- Reduced Flow:
Cavitation disrupts the smooth flow of liquid through the pump. The formation and collapse of vapor bubbles create turbulence and obstruction in the fluid path, resulting in reduced flow rates. This reduction in flow can adversely affect the pump’s overall performance, especially in applications where precise flow control is crucial.
- Reduced Pressure:
Another telltale sign of cavitation is a decrease in the pressure of the liquid being pumped. Vapor bubbles take up space within the pump, effectively reducing the available volume for liquid transport. Consequently, the pressure at the pump outlet decreases, impacting the pump’s ability to deliver the desired flow and pressure.
- Damage to Pump Components:
Cavitation, if left unaddressed, can cause significant damage to various components of the centrifugal pump. As vapor bubbles collapse, they generate small but powerful shockwaves that can erode or pit the metal surfaces of the impeller, pump housing, and other critical parts. Over time, this erosion can lead to reduced pump efficiency, increased maintenance costs, and the need for component replacement.
Cavitation doesn’t just affect the mechanical aspects of the pump; it can also impact its thermal performance. The energy released during the collapse of vapor bubbles is converted into heat, leading to increased temperatures within the pump. This excessive heat can cause damage to seals, bearings, and other vital components, ultimately resulting in premature pump failure.

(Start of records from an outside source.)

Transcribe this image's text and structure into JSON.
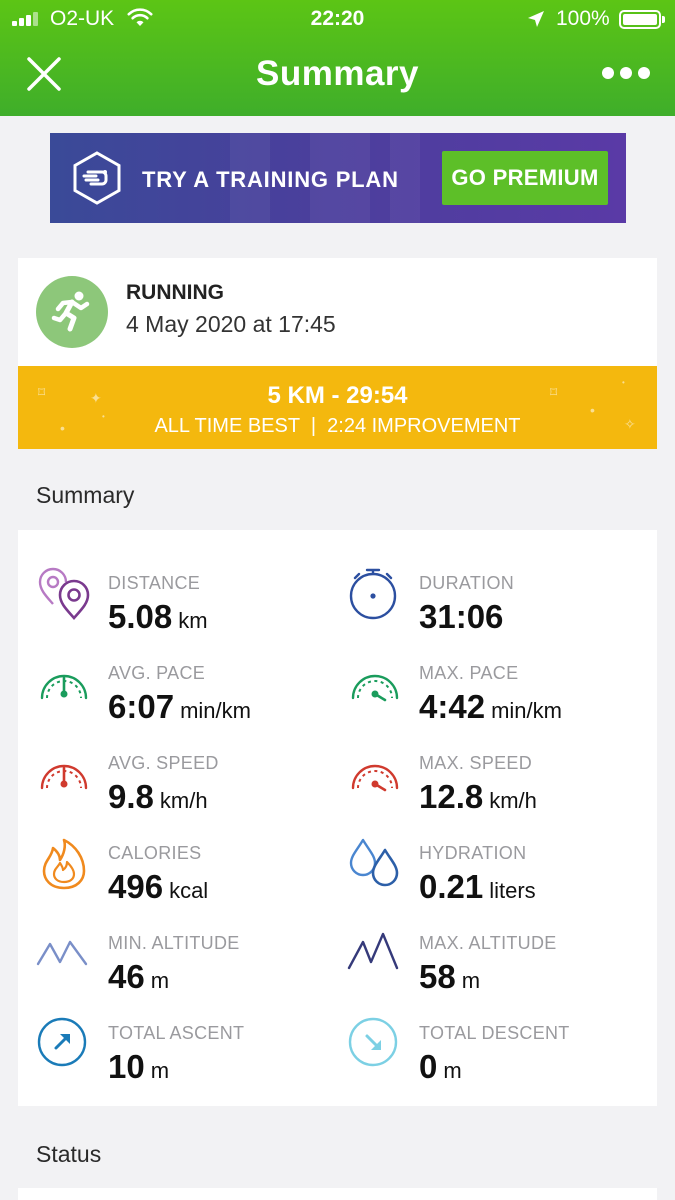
{
  "status_bar": {
    "carrier": "O2-UK",
    "time": "22:20",
    "battery": "100%"
  },
  "nav": {
    "title": "Summary",
    "close_icon": "close-icon",
    "more_icon": "more-horizontal-icon"
  },
  "promo": {
    "text": "TRY A TRAINING PLAN",
    "button": "GO PREMIUM"
  },
  "activity": {
    "type": "RUNNING",
    "date": "4 May 2020 at 17:45",
    "best_title": "5 KM - 29:54",
    "best_subtitle": "ALL TIME BEST  |  2:24 IMPROVEMENT"
  },
  "summary_section": {
    "title": "Summary",
    "stats": [
      {
        "label": "DISTANCE",
        "value": "5.08",
        "unit": "km",
        "icon": "location-pins-icon"
      },
      {
        "label": "DURATION",
        "value": "31:06",
        "unit": "",
        "icon": "stopwatch-icon"
      },
      {
        "label": "AVG. PACE",
        "value": "6:07",
        "unit": "min/km",
        "icon": "avg-pace-gauge-icon"
      },
      {
        "label": "MAX. PACE",
        "value": "4:42",
        "unit": "min/km",
        "icon": "max-pace-gauge-icon"
      },
      {
        "label": "AVG. SPEED",
        "value": "9.8",
        "unit": "km/h",
        "icon": "avg-speed-gauge-icon"
      },
      {
        "label": "MAX. SPEED",
        "value": "12.8",
        "unit": "km/h",
        "icon": "max-speed-gauge-icon"
      },
      {
        "label": "CALORIES",
        "value": "496",
        "unit": "kcal",
        "icon": "flame-icon"
      },
      {
        "label": "HYDRATION",
        "value": "0.21",
        "unit": "liters",
        "icon": "water-drops-icon"
      },
      {
        "label": "MIN. ALTITUDE",
        "value": "46",
        "unit": "m",
        "icon": "min-altitude-mountain-icon"
      },
      {
        "label": "MAX. ALTITUDE",
        "value": "58",
        "unit": "m",
        "icon": "max-altitude-mountain-icon"
      },
      {
        "label": "TOTAL ASCENT",
        "value": "10",
        "unit": "m",
        "icon": "ascent-arrow-icon"
      },
      {
        "label": "TOTAL DESCENT",
        "value": "0",
        "unit": "m",
        "icon": "descent-arrow-icon"
      }
    ]
  },
  "status_section": {
    "title": "Status"
  },
  "colors": {
    "header_green": "#4cb81f",
    "best_yellow": "#f4b80e",
    "premium_green": "#5dbf28",
    "promo_purple": "#4a3f9c"
  }
}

Solutions and Preventive Measures
Preventing and addressing cavitation in centrifugal pumps is paramount to maintaining their reliability and longevity. Here are some solutions and preventive measures:
- Proper Pump Selection:
Selecting the right pump for the specific application is the first line of defense against cavitation. Consider factors such as flow rate, pressure, liquid properties, and temperature when choosing a pump. Consult with pump manufacturers or experts to ensure the pump’s design aligns with the requirements of the task.
- Monitoring and Maintenance:
Regular monitoring of pump performance and maintenance can help detect cavitation early. Implement routine inspections, vibration analysis, and noise monitoring to identify any signs of cavitation. Timely maintenance, including impeller repairs or replacements, is essential to prevent further damage.
- Adjust Operating Conditions:
Optimize the operating conditions to minimize the risk of cavitation. This may involve adjusting flow rates, maintaining adequate suction pressure, and controlling liquid temperature. Operating within the pump’s specified range is crucial to avoid cavitation-related issues.
- Impeller Redesign:
In cases where cavitation persists, consider redesigning the impeller. Modifying impeller geometry, such as blade angles and the number of blades, can promote smoother flow and reduce the likelihood of cavitation.
- Liquid Properties:
Alter the liquid properties if possible. For example, in situations where cavitation is primarily caused by low liquid temperature, heating the liquid before pumping can increase its vapor pressure and reduce the risk of cavitation.
- Anti-Cavitation Measures:
Implement anti-cavitation measures, such as installing anti-cavitation trim on valves or adding a booster pump to increase suction pressure. These measures can help mitigate the effects of cavitation.
- Education and Training:
Ensure that pump operators and maintenance personnel are well-trained and educated about the risks and symptoms of cavitation. This knowledge equips them to recognize and address cavitation-related issues promptly.
Cavitation in centrifugal pumps is a complex and potentially damaging phenomenon that can affect pump performance and longevity. Understanding its causes, recognizing its symptoms, and implementing preventive measures are essential steps in maintaining the efficiency and reliability of centrifugal pumps. By addressing cavitation proactively, industries can avoid costly downtime, reduce maintenance expenses, and extend the life of their pumping equipment.